▸ Exercise description:
Give only a number in reply. It should be how many lines in the records contain the string "JSON".

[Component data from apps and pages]
==================================================

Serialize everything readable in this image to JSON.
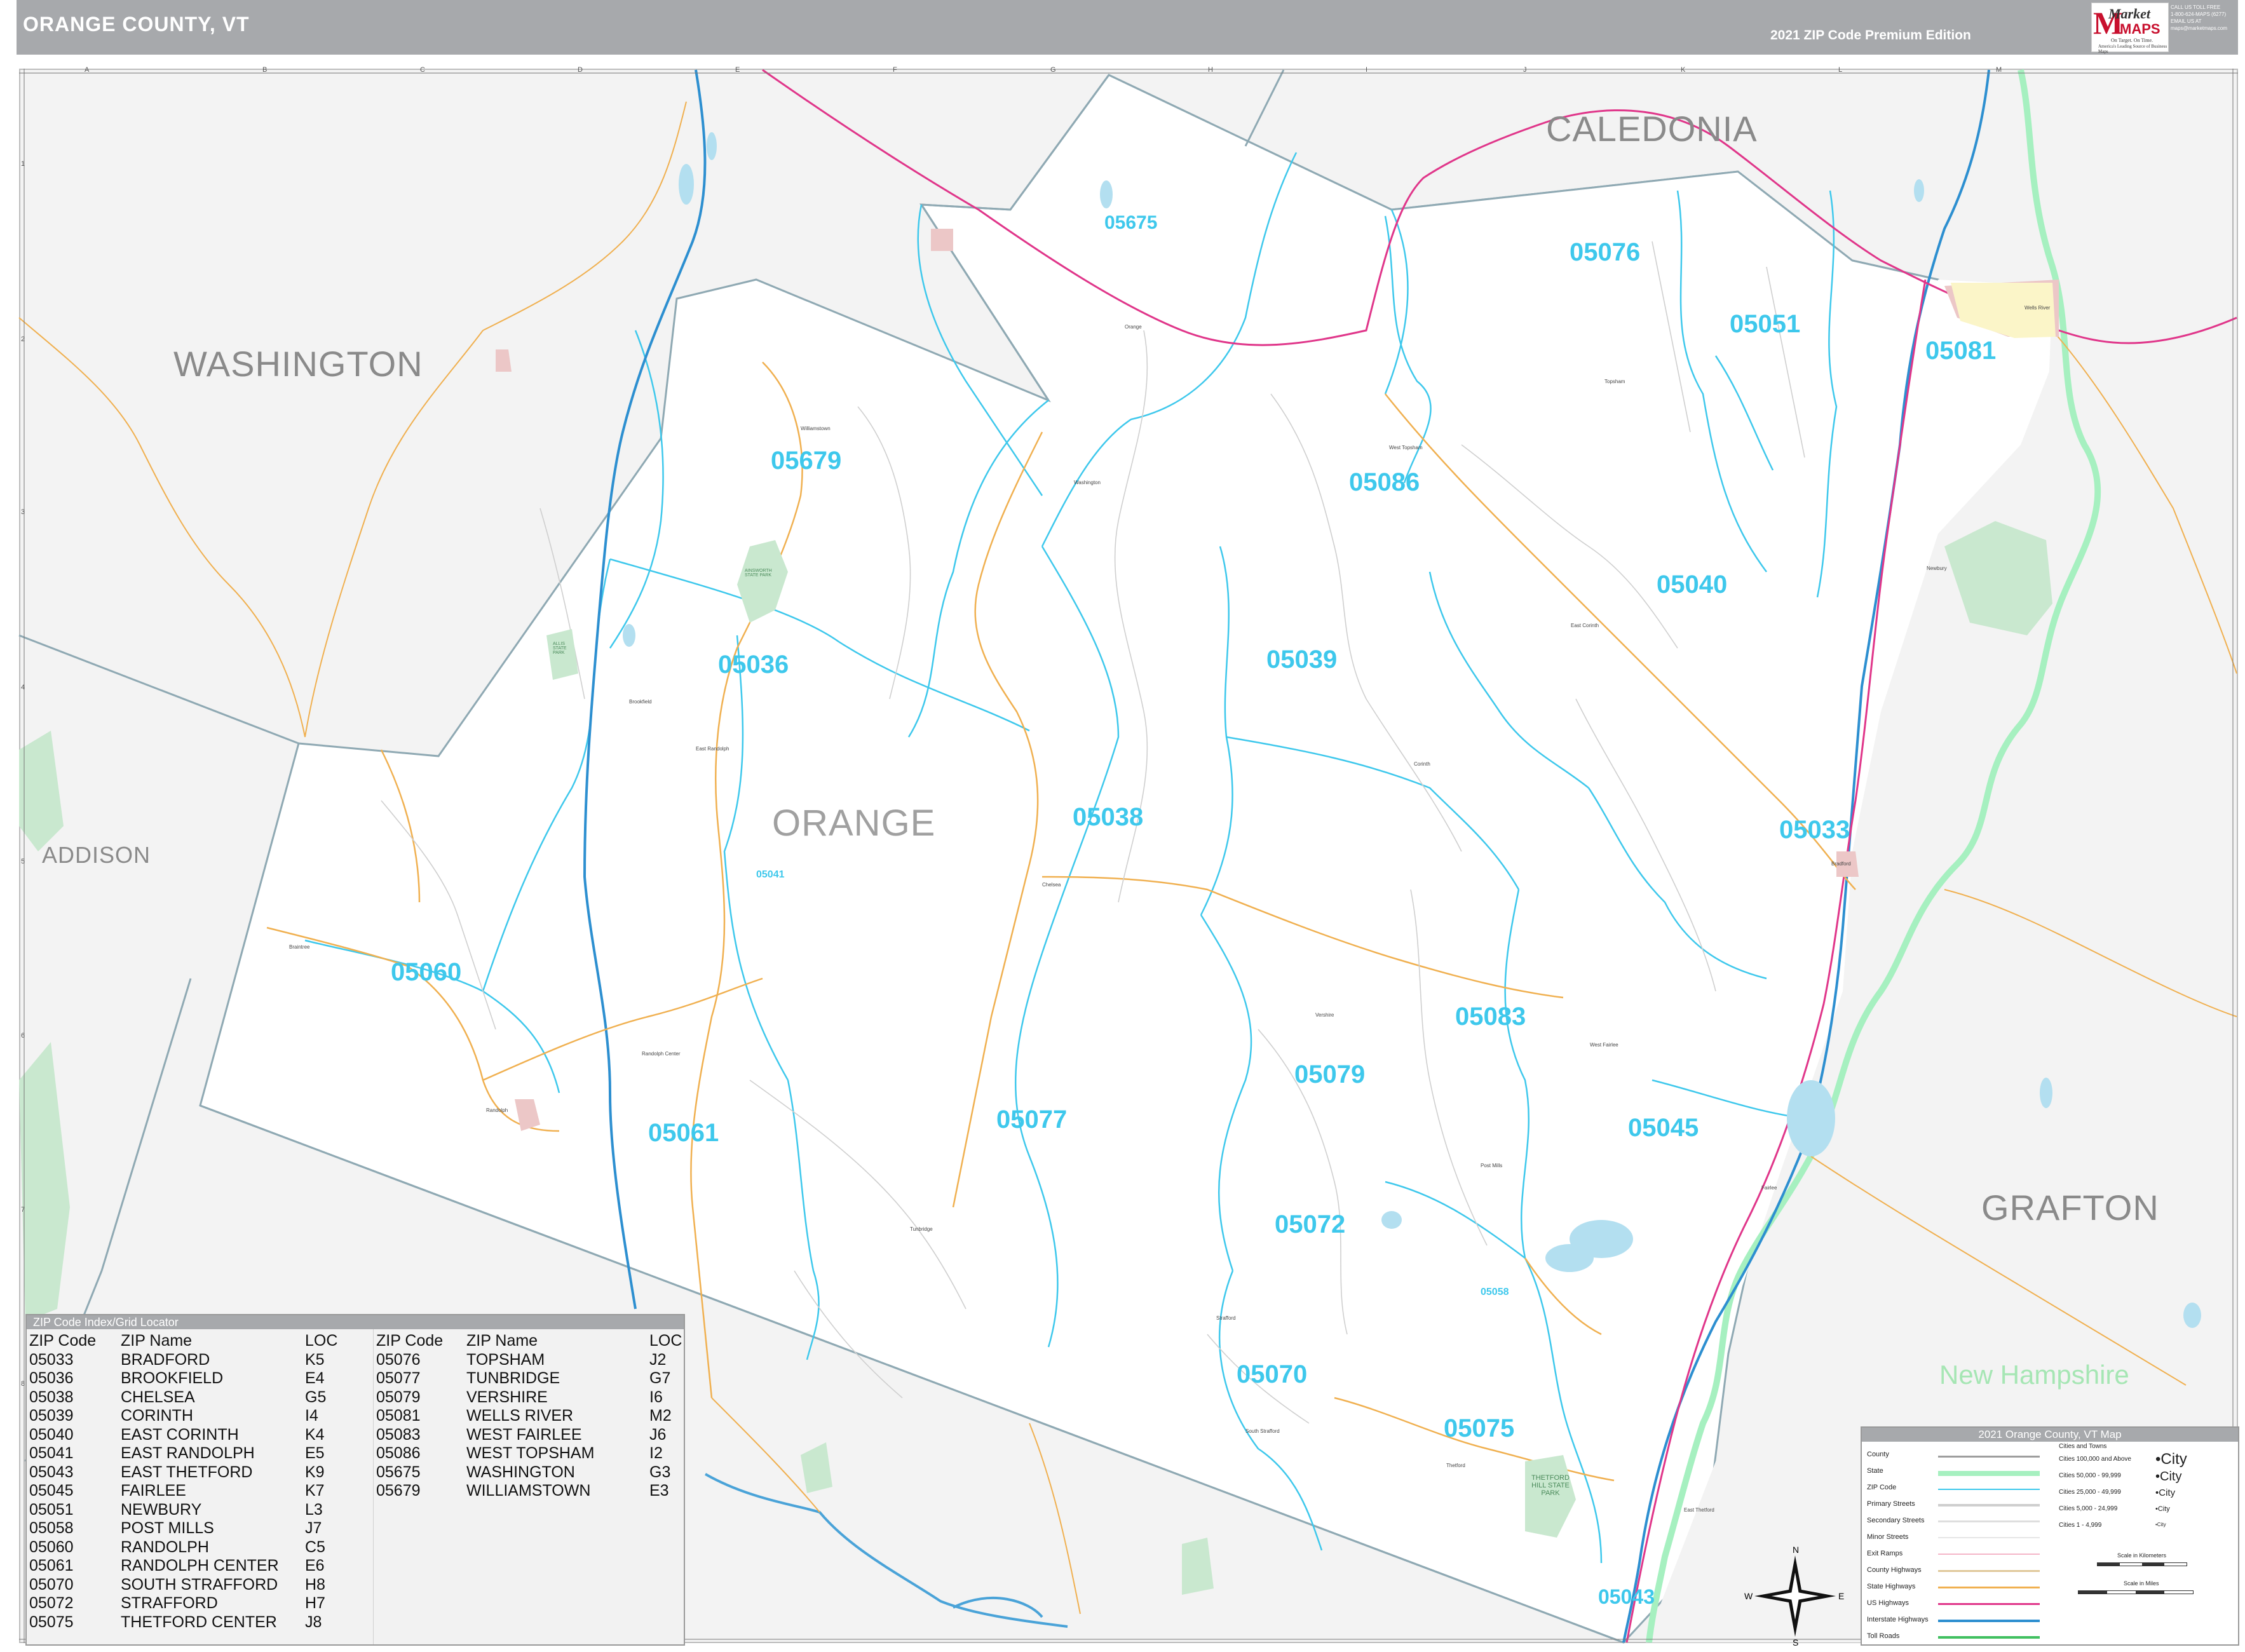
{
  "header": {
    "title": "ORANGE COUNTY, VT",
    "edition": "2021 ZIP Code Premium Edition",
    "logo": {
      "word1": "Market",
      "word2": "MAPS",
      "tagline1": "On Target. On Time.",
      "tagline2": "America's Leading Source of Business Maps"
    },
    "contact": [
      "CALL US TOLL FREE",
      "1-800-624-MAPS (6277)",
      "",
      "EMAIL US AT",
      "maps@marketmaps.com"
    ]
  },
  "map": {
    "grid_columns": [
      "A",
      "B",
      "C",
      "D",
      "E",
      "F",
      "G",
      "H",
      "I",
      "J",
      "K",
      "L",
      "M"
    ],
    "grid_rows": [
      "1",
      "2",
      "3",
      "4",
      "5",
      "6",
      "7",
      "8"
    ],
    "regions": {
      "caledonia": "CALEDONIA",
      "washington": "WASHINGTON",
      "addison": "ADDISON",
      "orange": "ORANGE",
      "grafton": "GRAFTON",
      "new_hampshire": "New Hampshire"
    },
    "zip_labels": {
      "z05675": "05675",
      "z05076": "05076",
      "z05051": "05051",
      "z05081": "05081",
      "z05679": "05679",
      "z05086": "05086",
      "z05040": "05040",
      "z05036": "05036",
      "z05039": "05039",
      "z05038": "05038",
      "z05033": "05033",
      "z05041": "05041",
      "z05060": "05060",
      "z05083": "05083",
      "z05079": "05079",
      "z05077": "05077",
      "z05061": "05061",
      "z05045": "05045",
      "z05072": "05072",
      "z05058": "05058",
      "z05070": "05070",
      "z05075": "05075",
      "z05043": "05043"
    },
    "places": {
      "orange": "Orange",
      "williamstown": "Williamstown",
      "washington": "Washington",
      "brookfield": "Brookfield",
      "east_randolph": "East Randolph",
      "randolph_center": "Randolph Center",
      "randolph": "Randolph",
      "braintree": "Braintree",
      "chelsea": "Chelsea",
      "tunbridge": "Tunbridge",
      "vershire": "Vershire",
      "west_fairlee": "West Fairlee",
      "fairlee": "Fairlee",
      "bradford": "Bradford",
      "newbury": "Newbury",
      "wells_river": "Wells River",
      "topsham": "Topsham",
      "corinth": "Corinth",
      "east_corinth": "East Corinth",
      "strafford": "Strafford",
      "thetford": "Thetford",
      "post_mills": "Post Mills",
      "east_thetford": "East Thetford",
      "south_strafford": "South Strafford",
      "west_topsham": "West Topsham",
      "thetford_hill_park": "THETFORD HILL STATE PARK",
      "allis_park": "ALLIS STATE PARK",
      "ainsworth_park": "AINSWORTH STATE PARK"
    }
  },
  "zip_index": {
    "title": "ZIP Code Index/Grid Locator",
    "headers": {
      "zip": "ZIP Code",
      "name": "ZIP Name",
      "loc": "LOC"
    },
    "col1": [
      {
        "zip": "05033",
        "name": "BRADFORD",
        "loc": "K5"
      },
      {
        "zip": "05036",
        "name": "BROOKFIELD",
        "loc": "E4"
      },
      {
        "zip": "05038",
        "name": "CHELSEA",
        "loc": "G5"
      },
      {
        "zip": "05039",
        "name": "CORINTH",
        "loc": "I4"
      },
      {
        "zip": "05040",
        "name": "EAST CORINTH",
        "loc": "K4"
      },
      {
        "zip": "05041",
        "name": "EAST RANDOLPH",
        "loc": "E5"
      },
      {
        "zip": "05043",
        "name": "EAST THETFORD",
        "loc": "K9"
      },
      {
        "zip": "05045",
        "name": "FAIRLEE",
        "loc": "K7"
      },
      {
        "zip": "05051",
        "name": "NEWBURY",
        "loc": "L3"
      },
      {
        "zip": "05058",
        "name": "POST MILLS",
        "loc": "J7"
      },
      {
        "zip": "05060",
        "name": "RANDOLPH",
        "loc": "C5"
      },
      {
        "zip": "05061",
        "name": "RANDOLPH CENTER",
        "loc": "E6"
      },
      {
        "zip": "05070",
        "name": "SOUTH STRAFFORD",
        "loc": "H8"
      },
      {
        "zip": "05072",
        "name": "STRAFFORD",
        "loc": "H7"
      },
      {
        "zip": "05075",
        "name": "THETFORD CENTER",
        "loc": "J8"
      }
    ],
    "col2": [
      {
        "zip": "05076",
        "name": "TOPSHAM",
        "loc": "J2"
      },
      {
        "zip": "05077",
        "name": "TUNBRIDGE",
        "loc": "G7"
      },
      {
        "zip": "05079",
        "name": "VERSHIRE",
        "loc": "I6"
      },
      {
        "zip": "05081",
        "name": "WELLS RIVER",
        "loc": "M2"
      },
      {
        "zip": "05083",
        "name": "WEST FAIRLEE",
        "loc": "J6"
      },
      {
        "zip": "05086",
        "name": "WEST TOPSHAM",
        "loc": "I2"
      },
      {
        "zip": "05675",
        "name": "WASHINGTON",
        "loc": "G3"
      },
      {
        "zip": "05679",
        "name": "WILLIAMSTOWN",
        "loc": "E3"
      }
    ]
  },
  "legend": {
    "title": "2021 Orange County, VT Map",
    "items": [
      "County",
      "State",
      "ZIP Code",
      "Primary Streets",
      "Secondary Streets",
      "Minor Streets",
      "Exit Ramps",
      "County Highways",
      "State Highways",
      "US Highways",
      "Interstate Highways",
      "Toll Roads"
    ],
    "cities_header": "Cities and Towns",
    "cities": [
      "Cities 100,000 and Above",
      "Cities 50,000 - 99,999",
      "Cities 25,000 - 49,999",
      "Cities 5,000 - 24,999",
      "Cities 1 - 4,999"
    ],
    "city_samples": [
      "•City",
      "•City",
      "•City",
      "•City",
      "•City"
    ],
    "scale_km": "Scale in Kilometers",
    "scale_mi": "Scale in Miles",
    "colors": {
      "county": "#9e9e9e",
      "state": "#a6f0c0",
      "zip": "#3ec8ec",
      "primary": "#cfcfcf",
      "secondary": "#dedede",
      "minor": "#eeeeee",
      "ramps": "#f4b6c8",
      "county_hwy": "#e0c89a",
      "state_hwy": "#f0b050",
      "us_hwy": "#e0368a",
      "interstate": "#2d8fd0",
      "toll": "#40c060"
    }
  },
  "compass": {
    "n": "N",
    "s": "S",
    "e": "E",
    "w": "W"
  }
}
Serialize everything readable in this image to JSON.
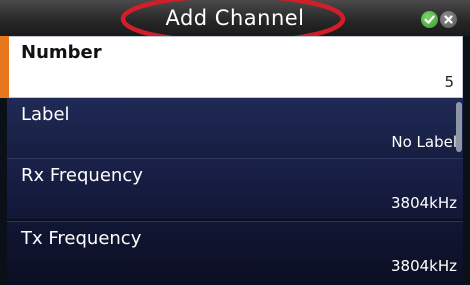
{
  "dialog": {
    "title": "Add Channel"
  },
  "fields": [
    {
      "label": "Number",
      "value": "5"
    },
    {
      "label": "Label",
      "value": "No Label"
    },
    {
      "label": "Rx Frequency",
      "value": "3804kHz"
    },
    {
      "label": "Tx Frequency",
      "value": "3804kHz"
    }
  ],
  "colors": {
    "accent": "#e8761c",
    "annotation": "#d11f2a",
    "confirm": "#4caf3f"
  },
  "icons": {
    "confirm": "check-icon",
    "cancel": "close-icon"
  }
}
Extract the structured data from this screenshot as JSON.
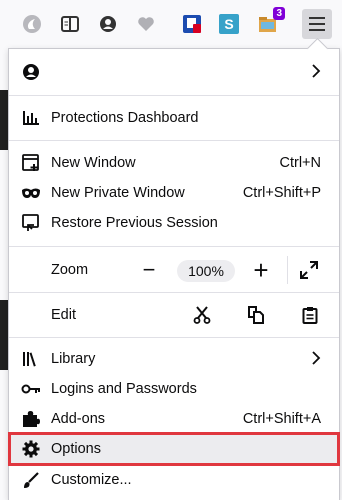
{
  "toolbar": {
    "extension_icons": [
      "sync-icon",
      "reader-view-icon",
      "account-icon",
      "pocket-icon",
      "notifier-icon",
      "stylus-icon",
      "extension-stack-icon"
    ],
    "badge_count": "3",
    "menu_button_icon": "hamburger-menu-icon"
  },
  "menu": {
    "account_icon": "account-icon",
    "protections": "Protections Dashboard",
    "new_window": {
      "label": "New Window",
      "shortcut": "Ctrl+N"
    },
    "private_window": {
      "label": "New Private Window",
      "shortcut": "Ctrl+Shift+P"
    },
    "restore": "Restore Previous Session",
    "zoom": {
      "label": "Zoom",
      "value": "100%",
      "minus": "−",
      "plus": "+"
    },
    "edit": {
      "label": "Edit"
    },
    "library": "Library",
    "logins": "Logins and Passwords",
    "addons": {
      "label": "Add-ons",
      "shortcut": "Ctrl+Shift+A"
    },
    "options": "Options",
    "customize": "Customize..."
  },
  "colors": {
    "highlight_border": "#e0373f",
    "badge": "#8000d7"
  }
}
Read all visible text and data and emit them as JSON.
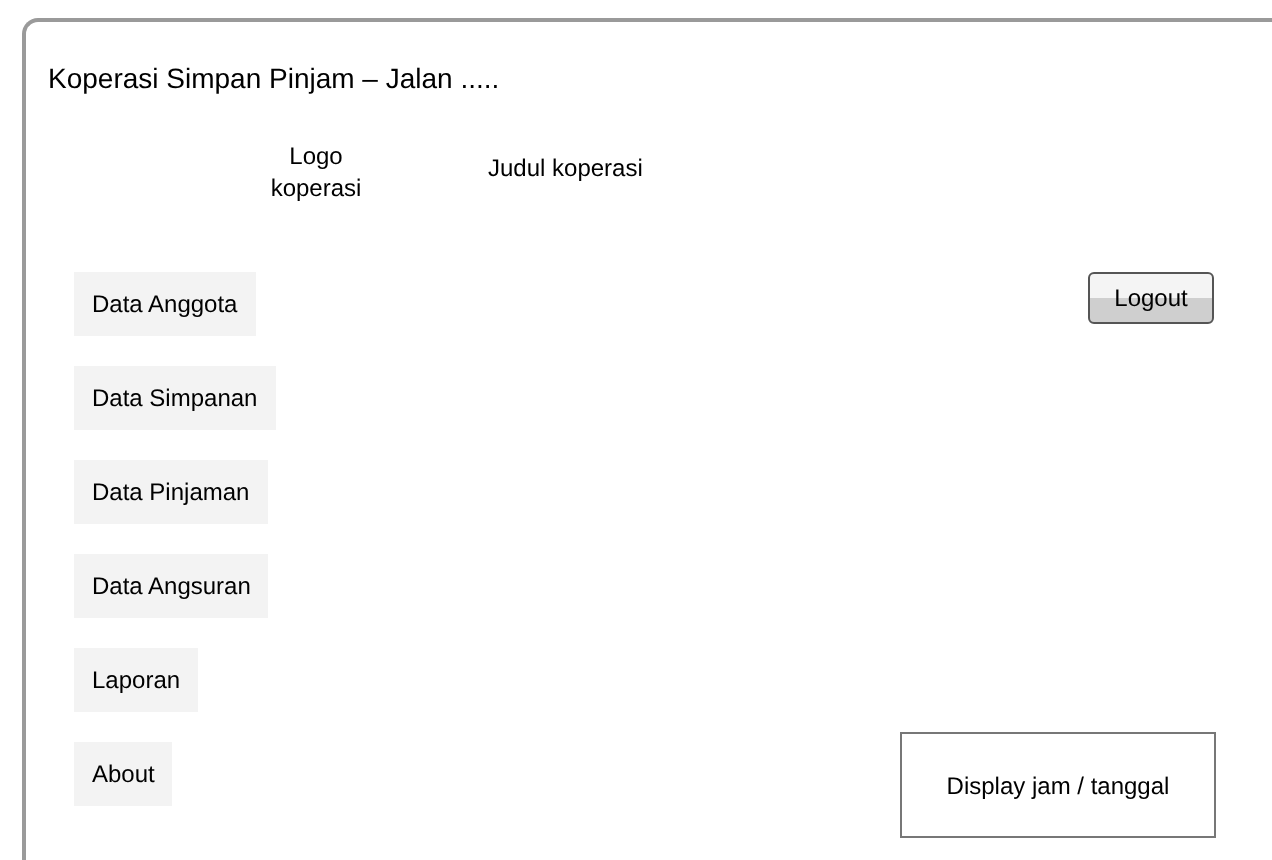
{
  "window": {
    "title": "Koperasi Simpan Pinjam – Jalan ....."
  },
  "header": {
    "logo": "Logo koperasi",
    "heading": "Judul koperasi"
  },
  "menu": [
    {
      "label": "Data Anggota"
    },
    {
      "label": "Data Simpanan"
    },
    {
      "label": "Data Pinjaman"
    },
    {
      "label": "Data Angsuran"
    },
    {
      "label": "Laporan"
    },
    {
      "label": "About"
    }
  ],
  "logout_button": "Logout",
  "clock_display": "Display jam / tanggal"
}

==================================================

▸ Response to this task:
4